“South Sudan is awash with weapons that have been used to kill and maim thousands of civilians, causing Africa’s biggest refugee crisis. The UK government has been a vocal proponent of a UN arms embargo on South Sudan, yet is turning a blind eye to illegal deals taking place right under its nose,” said James Lynch, Amnesty International’s Head of Arms Control and Human Rights.
“Glaring gaps in UK company regulation mean a dealer of illicit arms can go online and set up a UK company to front its activities with fewer checks than joining a gym or hiring a car. The UK must urgently review its company registration procedures – right now it provides the perfect conditions to become a hotspot for the kind of irresponsible arms transfers that have devastated South Sudan.”
The weapons in question form part of a previously undisclosed 2014 contract between a Ukrainian state arms company and a UAE-based company to procure US$169m of weapons on behalf of South Sudan. These include thousands of machine guns, mortars, RPGs and millions of rounds of ammunition.
If fulfilled, the total deal would constitute one of the largest publicly disclosed arms transfers to South Sudan since the outbreak of fighting in December 2013.

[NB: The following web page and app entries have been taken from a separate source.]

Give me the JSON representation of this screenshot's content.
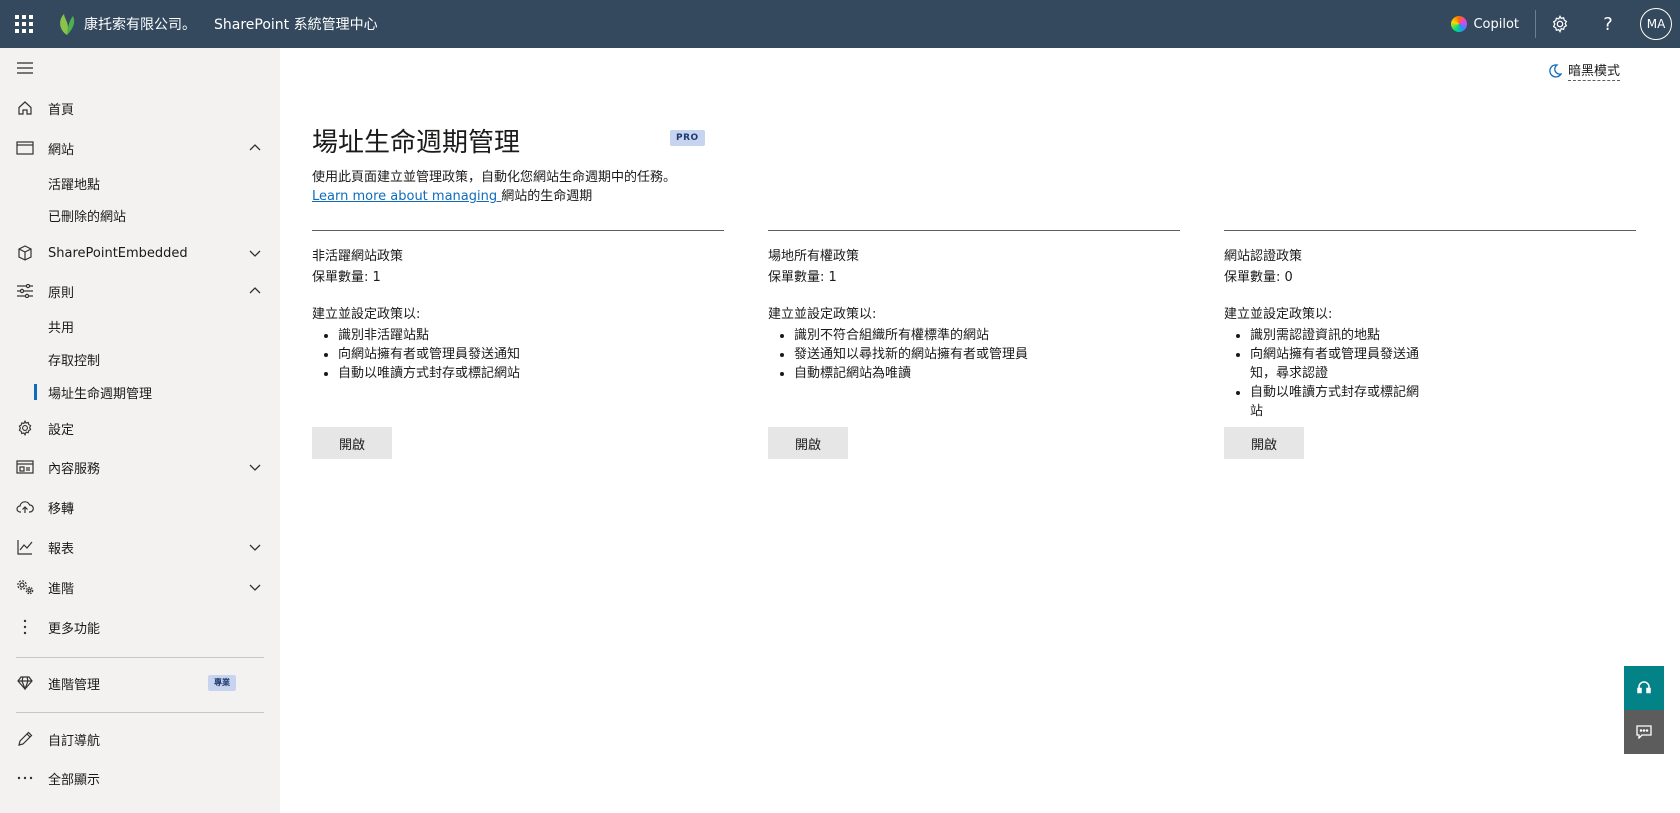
{
  "topbar": {
    "org_name": "康托索有限公司。",
    "app_name": "SharePoint 系統管理中心",
    "copilot_label": "Copilot",
    "help_glyph": "?",
    "avatar_initials": "MA",
    "icons": [
      "waffle-icon",
      "leaf-logo-icon",
      "copilot-icon",
      "gear-icon",
      "help-icon"
    ]
  },
  "sidebar": {
    "items": [
      {
        "label": "首頁",
        "icon": "home-icon"
      },
      {
        "label": "網站",
        "icon": "browser-window-icon",
        "expanded": true
      },
      {
        "label": "活躍地點",
        "sub": true
      },
      {
        "label": "已刪除的網站",
        "sub": true
      },
      {
        "label": "SharePointEmbedded",
        "icon": "cube-icon",
        "expanded": false
      },
      {
        "label": "原則",
        "icon": "sliders-icon",
        "expanded": true
      },
      {
        "label": "共用",
        "sub": true
      },
      {
        "label": "存取控制",
        "sub": true
      },
      {
        "label": "場址生命週期管理",
        "sub": true,
        "active": true
      },
      {
        "label": "設定",
        "icon": "gear-icon"
      },
      {
        "label": "內容服務",
        "icon": "content-icon",
        "expanded": false
      },
      {
        "label": "移轉",
        "icon": "cloud-upload-icon"
      },
      {
        "label": "報表",
        "icon": "line-chart-icon",
        "expanded": false
      },
      {
        "label": "進階",
        "icon": "gears-icon",
        "expanded": false
      },
      {
        "label": "更多功能",
        "icon": "more-vertical-icon"
      },
      {
        "label": "進階管理",
        "icon": "diamond-icon",
        "badge": "專業"
      },
      {
        "label": "自訂導航",
        "icon": "pencil-icon"
      },
      {
        "label": "全部顯示",
        "icon": "more-horizontal-icon"
      }
    ]
  },
  "main": {
    "dark_mode_label": "暗黑模式",
    "title": "場址生命週期管理",
    "pro_tag": "PRO",
    "description": "使用此頁面建立並管理政策，自動化您網站生命週期中的任務。",
    "learn_more_link": "Learn more about managing ",
    "learn_more_suffix": "網站的生命週期",
    "cards": [
      {
        "title": "非活躍網站政策",
        "count": "保單數量: 1",
        "intro": "建立並設定政策以:",
        "bullets": [
          "識別非活躍站點",
          "向網站擁有者或管理員發送通知",
          "自動以唯讀方式封存或標記網站"
        ],
        "button": "開啟"
      },
      {
        "title": "場地所有權政策",
        "count": "保單數量: 1",
        "intro": "建立並設定政策以:",
        "bullets": [
          "識別不符合組織所有權標準的網站",
          "發送通知以尋找新的網站擁有者或管理員",
          "自動標記網站為唯讀"
        ],
        "button": "開啟"
      },
      {
        "title": "網站認證政策",
        "count": "保單數量: 0",
        "intro": "建立並設定政策以:",
        "bullets": [
          "識別需認證資訊的地點",
          "向網站擁有者或管理員發送通知，尋求認證",
          "自動以唯讀方式封存或標記網站"
        ],
        "button": "開啟"
      }
    ]
  },
  "floating": {
    "help_icon": "headset-icon",
    "feedback_icon": "chat-feedback-icon"
  },
  "colors": {
    "topbar_bg": "#34495e",
    "sidebar_bg": "#f3f2f1",
    "accent": "#0f6cbd",
    "help_button_bg": "#038387",
    "feedback_button_bg": "#5c5c5c"
  }
}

Amnesty International has not been able to determine whether some or all of the weapons listed in these documents have yet been delivered to South Sudan. However, a UK company may violate UK export control laws even by being involved in the negotiation of an arms deal to South Sudan. The involvement of the Ukrainian state-owned arms company and a UAE private company in weapons supplies to South Sudan also potentially contravenes the Ukraine and UAE’s obligations as signatories to the Arms Trade Treaty.
S-Profit’s director –a Ukrainian national based outside the UK – denied to Amnesty International that the firm had supplied military products to South Sudan, but has not responded to further questions, including whether it played an intermediary role.
Amnesty International affirmed that it has provided UK authorities with the documents and information it has obtained. The report also reveals that the UK government has, for more than eight years, been aware of UK shell companies being used unlawfully as contract vehicles for weapons dealers to supply arms to human rights violators and embargoed destinations including Syria, Eritrea and South Sudan. Yet, the UK has made no regulatory changes to address these gaps.
Meanwhile, South Sudanese President Salva Kiir Mayardit said he was not happy about the ongoing civil war and suffering of citizens in the country.
"I am not really happy. I can be seen to be happy but hurting inside. How can I be happy when I see my people suffering? People are starving and dying in criminal actions and battles.” Kiir said in an interview with SSBC on Friday.
“Being the leader I must put a brave face where I can be seen to be happy but I am not happy,” he added.
Kiir pointed out that the national dialogue is a hope that will reunite the people of South Sudan address grievances which were not tackled by the 2015 peace accord.
The world’s youngest nation has been embroiled in a violent conflict since 2013, when a split between President Salva Kiir and his former vice president, Riek Machar, escalated into outright civil war.
The devastating conflict has killed tens of thousands of people and displaced millions that have sought refuge in neighboring countries.